This story paints a gloomy outlook for Sun Microsystems. This purchase would certainly end the “wars” between IBM and Sun over Java… One has to wonder what it would mean for the future of Java (the language, the platform, everything). At least HotSpot and the class library are open source now.
My understanding is that Microsoft are cashed up in this economic crisis. Plus they’ve even hired Neal Gafter. Microsoft hire a lot of very good guys. With Gafter over at Microsoft, I wonder if that influenced the decision to squash closures for Java… That was the dumbest move for Java. I suppose it doesn’t really matter: for me, Scala is the next Java.
I wonder if businesses will be more likely to adopt .NET rather than Java now though and really turn the tide. This global recession is turning out to be what I call The Greater Depression, some The Second Great Depression and still some other young ‘uns The Great Depression 2.0. I wonder who will come out on top? With ReSharper, Visual Studio is actually pretty good! So, no excuses – go brush up those C# skills!
Just watched Neal Gafter’s Google tech talk about closures again. I really hope that the community gets behind this proposal. Let’s do it right rather than opting for any “pragmatic” solution that amount to a concise syntax for anonymous classes. Gafter’s proposed will allow the “language” to change between updates to the Java Language Specification. This will allow more experimentation and innovation. I encourage you to watch the video for the details. Additional information can be gleaned from the JavaPolis interview.
There has appeared a consensus proposal on the javac.info site. It does appear that Bob Lee (Crazy Bob) has been turned around. I hope the consensus is not a compromise on the original proposal’s intent.
A interesting talk by Neal Gafter.
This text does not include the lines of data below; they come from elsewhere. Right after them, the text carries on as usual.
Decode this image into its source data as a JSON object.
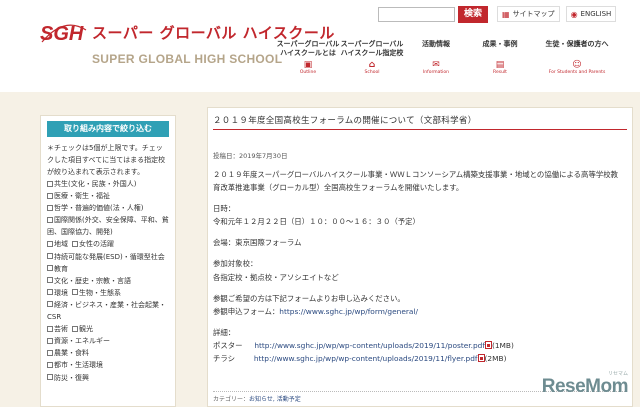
{
  "header": {
    "logo_mark": "SGH",
    "logo_jp": "スーパー グローバル ハイスクール",
    "logo_en": "SUPER GLOBAL HIGH SCHOOL",
    "search_button": "検索",
    "links": [
      {
        "label": "サイトマップ",
        "icon": "sitemap-icon"
      },
      {
        "label": "ENGLISH",
        "icon": "globe-icon"
      }
    ],
    "nav": [
      {
        "line1": "スーパーグローバル",
        "line2": "ハイスクールとは",
        "en": "Outline"
      },
      {
        "line1": "スーパーグローバル",
        "line2": "ハイスクール指定校",
        "en": "School"
      },
      {
        "line1": "活動情報",
        "line2": "",
        "en": "Information"
      },
      {
        "line1": "成果・事例",
        "line2": "",
        "en": "Result"
      },
      {
        "line1": "生徒・保護者の方へ",
        "line2": "",
        "en": "For Students and Parents"
      }
    ]
  },
  "sidebar": {
    "title": "取り組み内容で絞り込む",
    "note": "＊チェックは5個が上限です。チェックした項目すべてに当てはまる指定校が絞り込まれて表示されます。",
    "items": [
      "共生(文化・民族・外国人)",
      "医療・衛生・福祉",
      "哲学・普遍的価値(法・人権)",
      "国際関係(外交、安全保障、平和、貧困、国際協力、開発)",
      "地域",
      "女性の活躍",
      "持続可能な発展(ESD)・循環型社会",
      "教育",
      "文化・歴史・宗教・言語",
      "環境",
      "生物・生態系",
      "経済・ビジネス・産業・社会起業・CSR",
      "芸術",
      "観光",
      "資源・エネルギー",
      "農業・食料",
      "都市・生活環境",
      "防災・復興"
    ]
  },
  "article": {
    "title": "２０１９年度全国高校生フォーラムの開催について（文部科学省）",
    "date": "投稿日：2019年7月30日",
    "intro": "２０１９年度スーパーグローバルハイスクール事業・ＷＷＬコンソーシアム構築支援事業・地域との協働による高等学校教育改革推進事業（グローカル型）全国高校生フォーラムを開催いたします。",
    "datetime_label": "日時：",
    "datetime_value": "令和元年１２月２２日（日）１０：００～１６：３０（予定）",
    "venue": "会場：東京国際フォーラム",
    "target_label": "参加対象校：",
    "target_value": "各指定校・拠点校・アソシエイトなど",
    "apply_note": "参観ご希望の方は下記フォームよりお申し込みください。",
    "apply_label": "参観申込フォーム：",
    "apply_url": "https://www.sghc.jp/wp/form/general/",
    "details_label": "詳細：",
    "poster_label": "ポスター",
    "poster_url": "http://www.sghc.jp/wp/wp-content/uploads/2019/11/poster.pdf",
    "poster_size": "(1MB)",
    "flyer_label": "チラシ",
    "flyer_url": "http://www.sghc.jp/wp/wp-content/uploads/2019/11/flyer.pdf",
    "flyer_size": "(2MB)",
    "category_label": "カテゴリー：",
    "category_values": "お知らせ, 活動予定"
  },
  "watermark": {
    "small": "リセマム",
    "text": "ReseMom"
  },
  "colors": {
    "brand_red": "#c1272d",
    "teal": "#2fa0b5",
    "beige": "#f6f1e6"
  }
}
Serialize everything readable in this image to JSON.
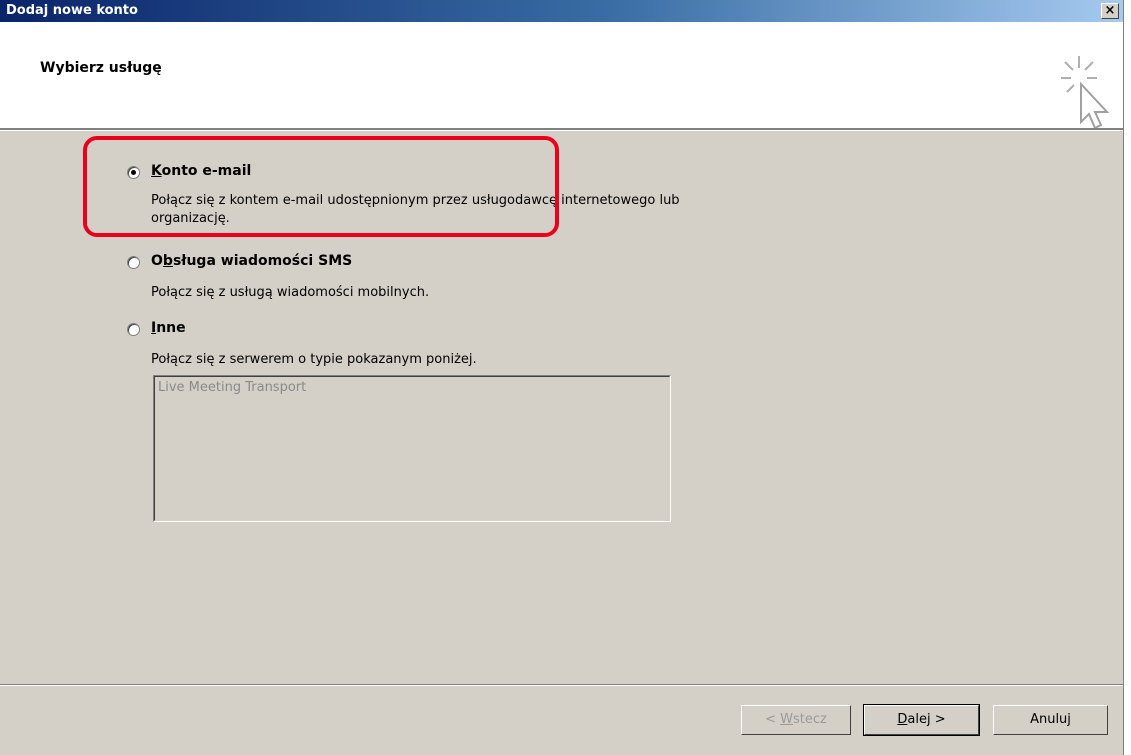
{
  "window": {
    "title": "Dodaj nowe konto",
    "close_label": "×"
  },
  "header": {
    "title": "Wybierz usługę",
    "icon": "cursor-sparkle-icon"
  },
  "options": [
    {
      "label": "Konto e-mail",
      "underline_char": "K",
      "description_line1": "Połącz się z kontem e-mail udostępnionym przez usługodawcę internetowego lub",
      "description_line2": "organizację.",
      "selected": true
    },
    {
      "label": "Obsługa wiadomości SMS",
      "underline_char": "b",
      "description_line1": "Połącz się z usługą wiadomości mobilnych.",
      "selected": false
    },
    {
      "label": "Inne",
      "underline_char": "I",
      "description_line1": "Połącz się z serwerem o typie pokazanym poniżej.",
      "selected": false
    }
  ],
  "server_types": [
    "Live Meeting Transport"
  ],
  "buttons": {
    "back": "< Wstecz",
    "next": "Dalej >",
    "cancel": "Anuluj"
  },
  "colors": {
    "highlight": "#e8001c",
    "dialog_bg": "#d4d0c8",
    "titlebar_start": "#0a246a"
  }
}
Neal explains some of the problems with using anonymous inner classes and how closures will address those. With closures for Java being sold to developers it seems like they are much closer to being added to the official language specification. Yippie!
References from the talk:
Seems from Neal’s resume that closures are indeed “proposed for inclusion in JDK7″
I was just taking another peek at the Groovy site and notice this beauty:
They should get their facts straight!
If you read the entire article above please note that closures have *indefinite* extent , not *dynamic* extent.
Even the “big names you know” in the Java software development community can make mistakes when it comes to closures.
Gavin King thinks that closures wouldn’t work in Java because of checked exceptions. However, since the use of checked exception is optional you can use “closures” (annonmous inner classes) pretty well if you either don’t use checked exception or alternatively wrap checked exceptions with unchecked exception (like the JDBC template in Spring). I was wondering if it would be possible to have you cake and eat it too on this point with Java 1.5 generics – another poster says it is possible to parameterise on the checked exceptions. I hope that’s true because that’s the best of both worlds – “closures” and checked exceptions – or at least living life without wrapping every last damn checked exception in an unchecked one ;-).
James Strachan commented that closures have made it into C# 2.0. Another poster correctly pointed out that this is just *not* the case. I can understand why you’d thnk that – you really have to read between the lines in those Microsoft articles ;-). With all the good .NET stuff coming out of Microsoft lately I’m surprised they didn’t correct this properly in C# 2.0. I much prefer their implementation of generics – it’s not based on type erasure like in the Java.
Martin Fowler (if you follow the link through to his article) is right on the money. Closures are good. Lisp is good. Ruby is good. Smalltalk is good. You gotta love Martin.